> ASSIGNMENT: State how many lines in the listing below hold the string "Lovers"; nothing else is wanted.
[[ DATA SUPPLIED open ]]
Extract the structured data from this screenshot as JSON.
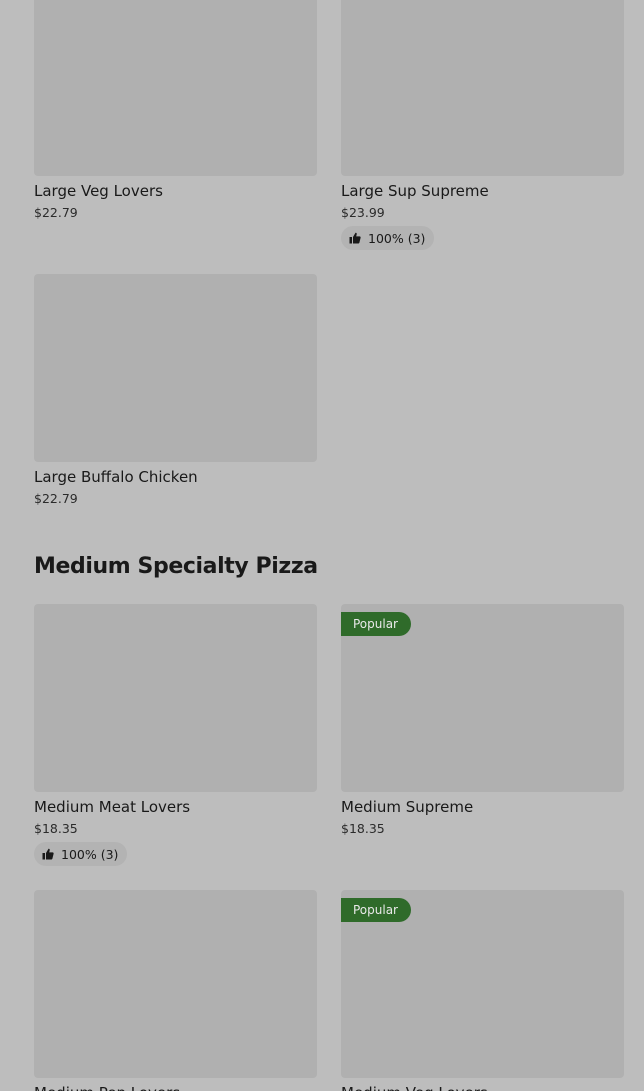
{
  "colors": {
    "background": "#bdbdbd",
    "image_placeholder": "#b0b0b0",
    "popular_badge": "#2f6b2a"
  },
  "large_items": [
    {
      "name": "Large Veg Lovers",
      "price": "$22.79"
    },
    {
      "name": "Large Sup Supreme",
      "price": "$23.99",
      "rating": "100% (3)"
    },
    {
      "name": "Large Buffalo Chicken",
      "price": "$22.79"
    }
  ],
  "medium_section": {
    "title": "Medium Specialty Pizza",
    "items": [
      {
        "name": "Medium Meat Lovers",
        "price": "$18.35",
        "rating": "100% (3)"
      },
      {
        "name": "Medium Supreme",
        "price": "$18.35",
        "badge": "Popular"
      },
      {
        "name": "Medium Pep Lovers"
      },
      {
        "name": "Medium Veg Lovers",
        "badge": "Popular"
      }
    ]
  },
  "icons": {
    "rating": "thumbs-up-icon"
  }
}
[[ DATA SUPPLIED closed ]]
> OUTPUT FOR THIS TASK: 4